**Task description:** In the records that come next, find every line with "name". Return those lines.

╭─ Records provided

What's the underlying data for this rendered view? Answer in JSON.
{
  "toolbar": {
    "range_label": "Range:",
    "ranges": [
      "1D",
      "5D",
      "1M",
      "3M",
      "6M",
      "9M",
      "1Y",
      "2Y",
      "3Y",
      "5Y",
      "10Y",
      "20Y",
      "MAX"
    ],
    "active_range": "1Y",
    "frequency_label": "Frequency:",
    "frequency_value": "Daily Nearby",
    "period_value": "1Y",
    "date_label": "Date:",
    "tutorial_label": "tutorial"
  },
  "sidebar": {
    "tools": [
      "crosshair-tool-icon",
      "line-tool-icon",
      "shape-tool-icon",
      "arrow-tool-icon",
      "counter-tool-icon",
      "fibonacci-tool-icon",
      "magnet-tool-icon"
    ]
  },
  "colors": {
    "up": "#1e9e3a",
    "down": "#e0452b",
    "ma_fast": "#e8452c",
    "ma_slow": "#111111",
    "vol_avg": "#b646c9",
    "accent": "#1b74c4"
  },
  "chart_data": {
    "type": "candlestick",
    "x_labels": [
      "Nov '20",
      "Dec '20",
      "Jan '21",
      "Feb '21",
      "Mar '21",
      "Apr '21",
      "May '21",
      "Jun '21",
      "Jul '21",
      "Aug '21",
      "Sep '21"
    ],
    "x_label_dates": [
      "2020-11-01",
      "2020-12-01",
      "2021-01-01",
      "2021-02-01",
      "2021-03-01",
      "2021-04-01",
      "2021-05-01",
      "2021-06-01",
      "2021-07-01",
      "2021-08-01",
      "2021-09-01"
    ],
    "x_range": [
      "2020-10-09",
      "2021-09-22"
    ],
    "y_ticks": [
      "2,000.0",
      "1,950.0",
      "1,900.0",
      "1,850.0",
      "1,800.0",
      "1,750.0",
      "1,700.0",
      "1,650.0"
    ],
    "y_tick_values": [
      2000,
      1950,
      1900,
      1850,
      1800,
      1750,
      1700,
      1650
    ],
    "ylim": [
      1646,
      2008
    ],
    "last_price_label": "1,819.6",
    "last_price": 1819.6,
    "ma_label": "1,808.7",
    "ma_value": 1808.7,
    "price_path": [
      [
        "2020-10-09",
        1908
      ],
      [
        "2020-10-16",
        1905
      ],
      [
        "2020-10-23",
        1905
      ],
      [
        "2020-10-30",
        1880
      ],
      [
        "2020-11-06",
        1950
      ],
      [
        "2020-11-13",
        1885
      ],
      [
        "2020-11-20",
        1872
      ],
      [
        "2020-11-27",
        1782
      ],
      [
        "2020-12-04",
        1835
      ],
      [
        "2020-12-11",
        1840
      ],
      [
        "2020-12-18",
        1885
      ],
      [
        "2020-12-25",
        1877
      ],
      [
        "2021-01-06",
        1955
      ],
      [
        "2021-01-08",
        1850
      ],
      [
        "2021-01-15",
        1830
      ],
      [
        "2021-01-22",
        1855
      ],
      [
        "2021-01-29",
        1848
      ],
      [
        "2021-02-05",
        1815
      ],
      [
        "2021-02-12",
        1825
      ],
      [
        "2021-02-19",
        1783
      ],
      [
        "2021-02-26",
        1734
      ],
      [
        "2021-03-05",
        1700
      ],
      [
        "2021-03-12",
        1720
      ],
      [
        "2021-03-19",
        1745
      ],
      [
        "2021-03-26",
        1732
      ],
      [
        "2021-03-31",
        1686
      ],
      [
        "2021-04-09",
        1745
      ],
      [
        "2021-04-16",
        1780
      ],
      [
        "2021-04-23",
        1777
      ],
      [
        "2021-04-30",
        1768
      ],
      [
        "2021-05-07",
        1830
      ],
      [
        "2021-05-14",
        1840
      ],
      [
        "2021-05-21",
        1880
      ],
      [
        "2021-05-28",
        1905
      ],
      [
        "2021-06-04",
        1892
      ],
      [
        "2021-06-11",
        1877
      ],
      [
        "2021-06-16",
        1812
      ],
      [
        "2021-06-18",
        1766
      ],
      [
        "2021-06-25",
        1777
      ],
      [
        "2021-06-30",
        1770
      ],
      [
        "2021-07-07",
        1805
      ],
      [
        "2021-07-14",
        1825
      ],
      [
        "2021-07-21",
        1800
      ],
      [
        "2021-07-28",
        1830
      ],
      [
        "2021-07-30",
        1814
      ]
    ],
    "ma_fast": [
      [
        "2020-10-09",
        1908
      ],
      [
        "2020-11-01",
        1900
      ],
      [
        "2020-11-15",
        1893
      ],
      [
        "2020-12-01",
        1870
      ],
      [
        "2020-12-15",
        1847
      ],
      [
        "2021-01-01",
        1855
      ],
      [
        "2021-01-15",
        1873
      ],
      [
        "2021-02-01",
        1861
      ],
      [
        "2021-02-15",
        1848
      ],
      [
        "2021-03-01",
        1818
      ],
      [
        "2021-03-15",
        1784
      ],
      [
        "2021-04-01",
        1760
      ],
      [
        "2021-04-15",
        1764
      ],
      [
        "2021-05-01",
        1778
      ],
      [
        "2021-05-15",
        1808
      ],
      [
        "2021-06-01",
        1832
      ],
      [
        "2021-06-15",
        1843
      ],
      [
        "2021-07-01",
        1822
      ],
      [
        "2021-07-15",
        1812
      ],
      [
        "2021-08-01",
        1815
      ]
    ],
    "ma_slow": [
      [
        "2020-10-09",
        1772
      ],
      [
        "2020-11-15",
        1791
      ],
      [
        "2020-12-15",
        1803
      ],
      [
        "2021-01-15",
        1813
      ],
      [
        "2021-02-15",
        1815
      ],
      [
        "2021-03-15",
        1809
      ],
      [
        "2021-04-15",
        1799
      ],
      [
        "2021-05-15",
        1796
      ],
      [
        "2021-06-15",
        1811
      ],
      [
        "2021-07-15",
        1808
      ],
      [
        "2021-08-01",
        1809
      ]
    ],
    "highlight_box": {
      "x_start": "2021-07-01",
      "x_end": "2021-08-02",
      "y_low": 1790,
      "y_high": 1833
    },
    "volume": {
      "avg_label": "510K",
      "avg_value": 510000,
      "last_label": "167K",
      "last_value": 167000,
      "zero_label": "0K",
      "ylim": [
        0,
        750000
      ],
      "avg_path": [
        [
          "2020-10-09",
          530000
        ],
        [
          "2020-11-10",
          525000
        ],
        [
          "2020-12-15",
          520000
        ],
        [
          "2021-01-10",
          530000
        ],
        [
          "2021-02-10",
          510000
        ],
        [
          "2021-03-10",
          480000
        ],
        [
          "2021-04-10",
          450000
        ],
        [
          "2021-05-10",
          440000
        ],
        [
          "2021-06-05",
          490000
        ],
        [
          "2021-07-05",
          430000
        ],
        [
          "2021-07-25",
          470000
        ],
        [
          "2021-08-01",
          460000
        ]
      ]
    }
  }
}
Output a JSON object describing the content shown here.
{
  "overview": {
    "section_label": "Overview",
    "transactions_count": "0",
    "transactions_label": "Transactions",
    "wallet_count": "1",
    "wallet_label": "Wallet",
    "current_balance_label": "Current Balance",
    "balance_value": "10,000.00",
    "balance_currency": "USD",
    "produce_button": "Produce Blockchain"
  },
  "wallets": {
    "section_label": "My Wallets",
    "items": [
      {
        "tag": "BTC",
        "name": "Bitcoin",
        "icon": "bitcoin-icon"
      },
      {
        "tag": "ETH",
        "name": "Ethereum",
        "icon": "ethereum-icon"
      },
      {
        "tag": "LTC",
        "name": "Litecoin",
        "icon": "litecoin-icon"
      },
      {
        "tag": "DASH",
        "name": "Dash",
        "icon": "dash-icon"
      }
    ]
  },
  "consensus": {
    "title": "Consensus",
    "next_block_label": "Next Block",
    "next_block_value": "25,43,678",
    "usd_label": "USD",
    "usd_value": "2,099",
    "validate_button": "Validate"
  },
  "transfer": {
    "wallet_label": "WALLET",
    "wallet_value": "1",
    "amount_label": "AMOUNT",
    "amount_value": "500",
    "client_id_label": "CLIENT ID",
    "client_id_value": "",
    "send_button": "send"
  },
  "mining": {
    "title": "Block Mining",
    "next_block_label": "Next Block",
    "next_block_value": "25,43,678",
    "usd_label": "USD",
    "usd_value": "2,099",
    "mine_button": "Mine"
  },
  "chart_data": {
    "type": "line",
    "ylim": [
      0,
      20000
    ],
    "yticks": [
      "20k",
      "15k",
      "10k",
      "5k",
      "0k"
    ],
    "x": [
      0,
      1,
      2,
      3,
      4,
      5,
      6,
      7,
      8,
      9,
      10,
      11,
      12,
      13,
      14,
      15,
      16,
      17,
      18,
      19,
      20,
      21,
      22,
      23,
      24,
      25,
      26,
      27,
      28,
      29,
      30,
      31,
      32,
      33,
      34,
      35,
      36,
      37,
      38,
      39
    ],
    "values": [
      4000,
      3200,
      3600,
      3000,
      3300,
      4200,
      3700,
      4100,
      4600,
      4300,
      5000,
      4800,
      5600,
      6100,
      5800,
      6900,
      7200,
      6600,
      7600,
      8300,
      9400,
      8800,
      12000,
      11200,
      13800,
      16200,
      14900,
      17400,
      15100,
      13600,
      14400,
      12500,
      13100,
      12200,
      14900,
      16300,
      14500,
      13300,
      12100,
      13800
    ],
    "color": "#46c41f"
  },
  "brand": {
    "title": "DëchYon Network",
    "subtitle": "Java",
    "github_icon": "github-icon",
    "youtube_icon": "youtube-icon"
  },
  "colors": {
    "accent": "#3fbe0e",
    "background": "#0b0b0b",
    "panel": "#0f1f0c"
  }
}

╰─

**Result for this exercise:**
        "name": "Bitcoin",
        "name": "Ethereum",
        "name": "Litecoin",
        "name": "Dash",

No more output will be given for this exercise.